While selling agriculture’s story is an excellent cause, USDA’s “Know Your Farmer” program has gone too far. While buying food locally is a great concept practiced for decades, the fact is most farmers need to grow for the world market.

As U.S. agriculture, we must look at the larger picture. The world population is currently 6.8 billion people. China and India have 40 percent of the world’s population. These countries have a rapidly growing middle class which demands a higher protein diet.

Estimates suggest the world’s population will surpass 8 billion people by 2040 (just 30 years from now) and will topple the 10.5 billion mark by 2050. There will be billions of new bellies to fill.

The bottom line is the world needs farmers to grow more food; fence row to fence row and to double, triple, or even quadruple yields. Farmers need to step up to the plate to feed the world. “Know Your Farmer” programs in the long term could reduce overall food production.

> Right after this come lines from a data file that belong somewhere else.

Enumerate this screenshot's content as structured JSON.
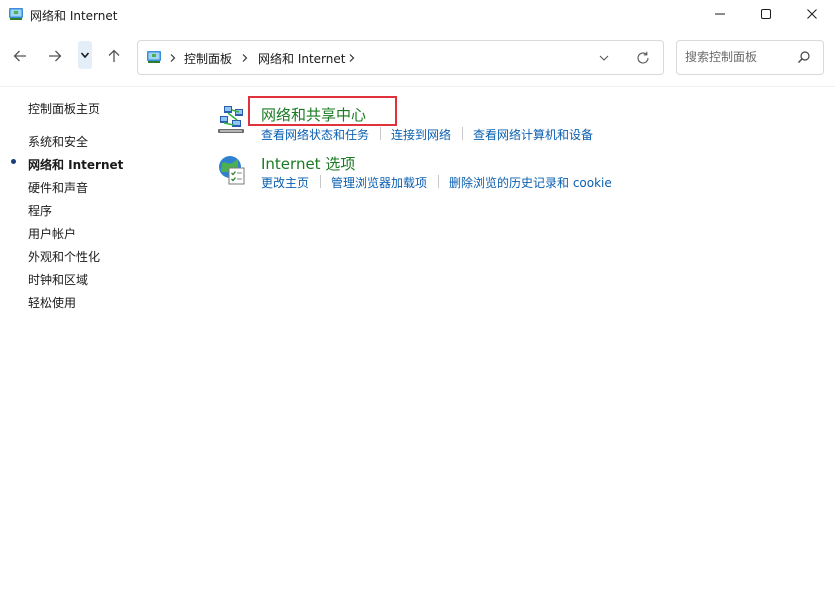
{
  "window": {
    "title": "网络和 Internet"
  },
  "nav": {
    "back_label": "后退",
    "forward_label": "前进",
    "up_label": "向上"
  },
  "address": {
    "crumbs": [
      "控制面板",
      "网络和 Internet"
    ]
  },
  "search": {
    "placeholder": "搜索控制面板"
  },
  "sidebar": {
    "home": "控制面板主页",
    "items": [
      {
        "label": "系统和安全",
        "active": false
      },
      {
        "label": "网络和 Internet",
        "active": true
      },
      {
        "label": "硬件和声音",
        "active": false
      },
      {
        "label": "程序",
        "active": false
      },
      {
        "label": "用户帐户",
        "active": false
      },
      {
        "label": "外观和个性化",
        "active": false
      },
      {
        "label": "时钟和区域",
        "active": false
      },
      {
        "label": "轻松使用",
        "active": false
      }
    ]
  },
  "categories": [
    {
      "title": "网络和共享中心",
      "icon": "network-sharing-center-icon",
      "highlighted": true,
      "tasks": [
        "查看网络状态和任务",
        "连接到网络",
        "查看网络计算机和设备"
      ]
    },
    {
      "title": "Internet 选项",
      "icon": "internet-options-icon",
      "highlighted": false,
      "tasks": [
        "更改主页",
        "管理浏览器加载项",
        "删除浏览的历史记录和 cookie"
      ]
    }
  ],
  "colors": {
    "category_title": "#1a7a22",
    "task_link": "#0a5fb0",
    "highlight_border": "#e0323a"
  }
}
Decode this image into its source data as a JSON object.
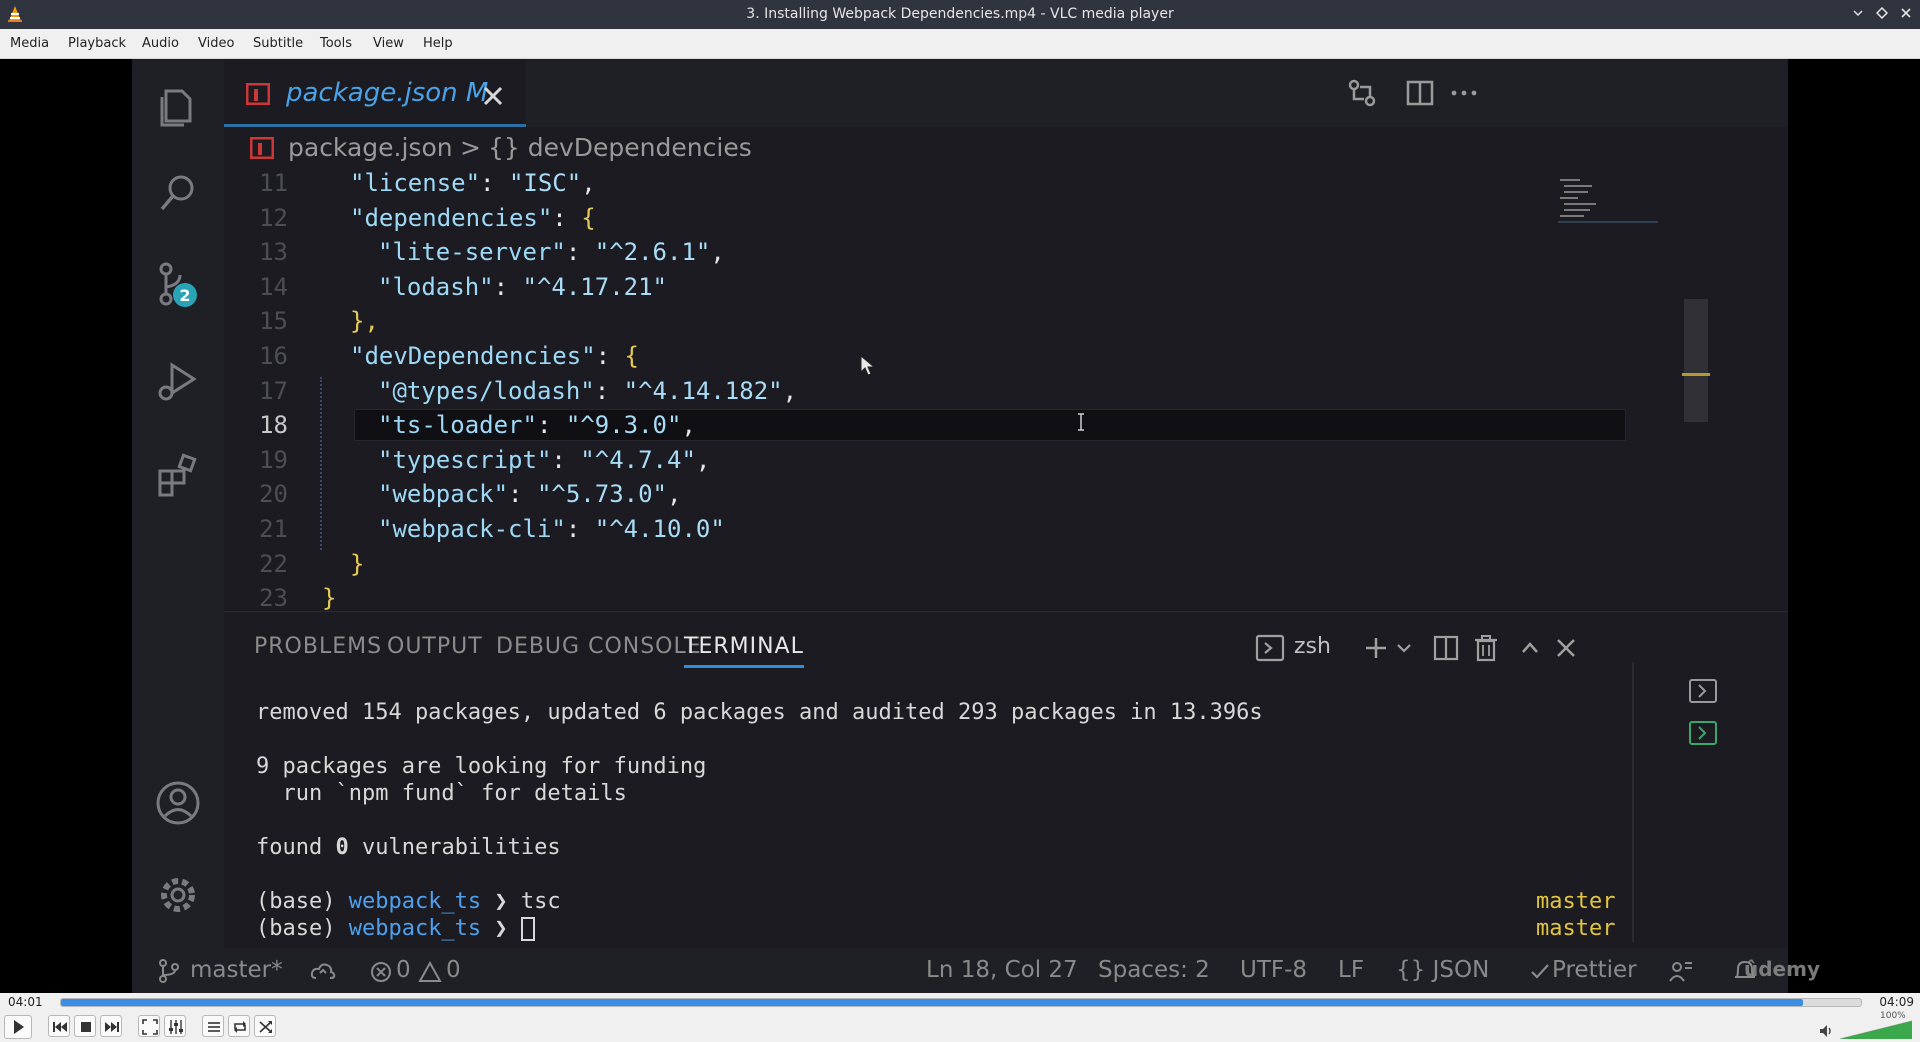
{
  "window": {
    "title": "3. Installing Webpack Dependencies.mp4 - VLC media player"
  },
  "menu": [
    "Media",
    "Playback",
    "Audio",
    "Video",
    "Subtitle",
    "Tools",
    "View",
    "Help"
  ],
  "vscode": {
    "tab": {
      "label": "package.json M"
    },
    "breadcrumb": {
      "file": "package.json",
      "sep": ">",
      "symbol": "{} devDependencies"
    },
    "scm_badge": "2",
    "editor": {
      "line_numbers": [
        "11",
        "12",
        "13",
        "14",
        "15",
        "16",
        "17",
        "18",
        "19",
        "20",
        "21",
        "22",
        "23"
      ],
      "current_line": "18",
      "lines": [
        {
          "indent": 1,
          "key": "\"license\"",
          "rest": ": ",
          "value": "\"ISC\"",
          "tail": ","
        },
        {
          "indent": 1,
          "key": "\"dependencies\"",
          "rest": ": ",
          "value": "",
          "tail": "{"
        },
        {
          "indent": 2,
          "key": "\"lite-server\"",
          "rest": ": ",
          "value": "\"^2.6.1\"",
          "tail": ","
        },
        {
          "indent": 2,
          "key": "\"lodash\"",
          "rest": ": ",
          "value": "\"^4.17.21\"",
          "tail": ""
        },
        {
          "indent": 1,
          "key": "",
          "rest": "",
          "value": "",
          "tail": "},"
        },
        {
          "indent": 1,
          "key": "\"devDependencies\"",
          "rest": ": ",
          "value": "",
          "tail": "{"
        },
        {
          "indent": 2,
          "key": "\"@types/lodash\"",
          "rest": ": ",
          "value": "\"^4.14.182\"",
          "tail": ","
        },
        {
          "indent": 2,
          "key": "\"ts-loader\"",
          "rest": ": ",
          "value": "\"^9.3.0\"",
          "tail": ","
        },
        {
          "indent": 2,
          "key": "\"typescript\"",
          "rest": ": ",
          "value": "\"^4.7.4\"",
          "tail": ","
        },
        {
          "indent": 2,
          "key": "\"webpack\"",
          "rest": ": ",
          "value": "\"^5.73.0\"",
          "tail": ","
        },
        {
          "indent": 2,
          "key": "\"webpack-cli\"",
          "rest": ": ",
          "value": "\"^4.10.0\"",
          "tail": ""
        },
        {
          "indent": 1,
          "key": "",
          "rest": "",
          "value": "",
          "tail": "}"
        },
        {
          "indent": 0,
          "key": "",
          "rest": "",
          "value": "",
          "tail": "}"
        }
      ]
    },
    "panel": {
      "tabs": [
        "PROBLEMS",
        "OUTPUT",
        "DEBUG CONSOLE",
        "TERMINAL"
      ],
      "active_tab": "TERMINAL",
      "shell": "zsh"
    },
    "terminal": {
      "line1": "removed 154 packages, updated 6 packages and audited 293 packages in 13.396s",
      "line2": "9 packages are looking for funding",
      "line3": "  run `npm fund` for details",
      "line4_pre": "found ",
      "line4_num": "0",
      "line4_post": " vulnerabilities",
      "prompt_base": "(base) ",
      "prompt_dir": "webpack_ts",
      "prompt_arrow": " ❯ ",
      "cmd1": "tsc",
      "branch1": "master",
      "branch2": "master"
    },
    "status": {
      "branch": "master*",
      "errors": "0",
      "warnings": "0",
      "position": "Ln 18, Col 27",
      "spaces": "Spaces: 2",
      "encoding": "UTF-8",
      "eol": "LF",
      "language": "{} JSON",
      "formatter": "Prettier"
    },
    "watermark": "ûdemy"
  },
  "player": {
    "elapsed": "04:01",
    "total": "04:09",
    "progress": 0.968,
    "volume_label": "100%",
    "volume": 1.0
  },
  "colors": {
    "accent": "#3b8ee6",
    "vscode_bg": "#1b1b21",
    "string": "#a9dcf7",
    "terminal_blue": "#4ea0ec",
    "branch_yellow": "#e2c541"
  }
}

Increasing yields will help feed the growing world. Seed companies have invested billions of dollars in biotechnology and other scientific endeavors to get more bushels per acre. And while the agricultural chemical industry is often considered bad boys for producing pesticides, they are performing yeoman’s work in developing safe and environmental friendly products to protect crops from quality and yield-robbing pests and diseases.

This is agriculture’s challenge today and tomorrow – to feed and clothe the world with a safe, nutritious, and sustainable agriculture. To me, this is more pro consumer and pro agriculture than spending millions of dollars to encourage consumers to buy mostly from local farmers.

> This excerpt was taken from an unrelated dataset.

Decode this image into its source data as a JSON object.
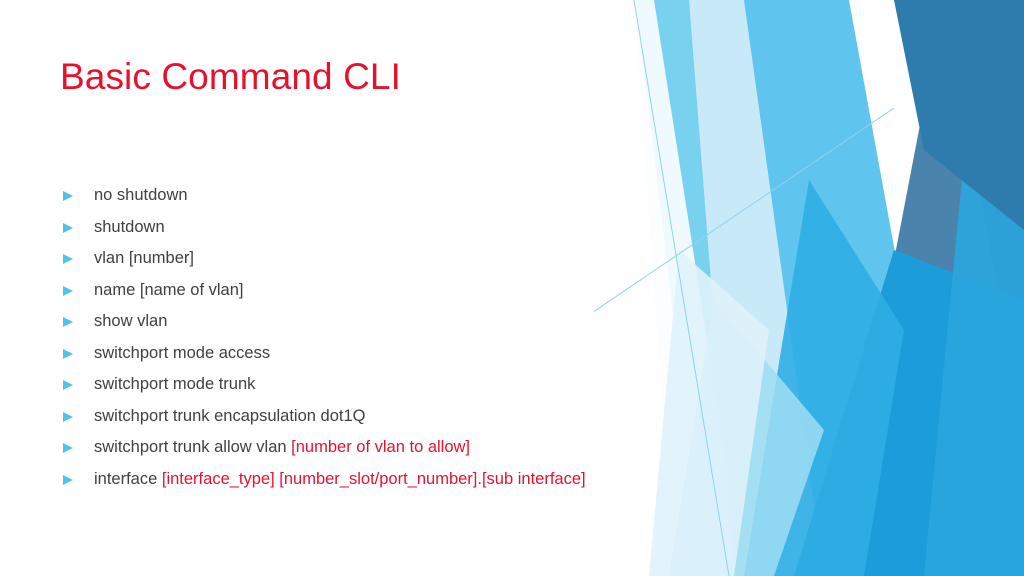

USDA is steering this issue in the wrong direction. The ship should be righted back on course.

Please or Register to post comments.

What's Farm Press Blog?

The Farm Press Daily Blog

Connect With Us

Blog Archive
Continuing Education Courses
New Course
The 2,000-member Weed Science Society of America’s (WSSA) Herbicide Resistance Action...
New Course
The course details six of the primary diseases affecting citrus: Huanglongbing (Citrus...
Potassium nitrate has a positive effect in controlling plant pests and diseases when applied...

Sponsored Introduction Continue on to (or wait seconds) ×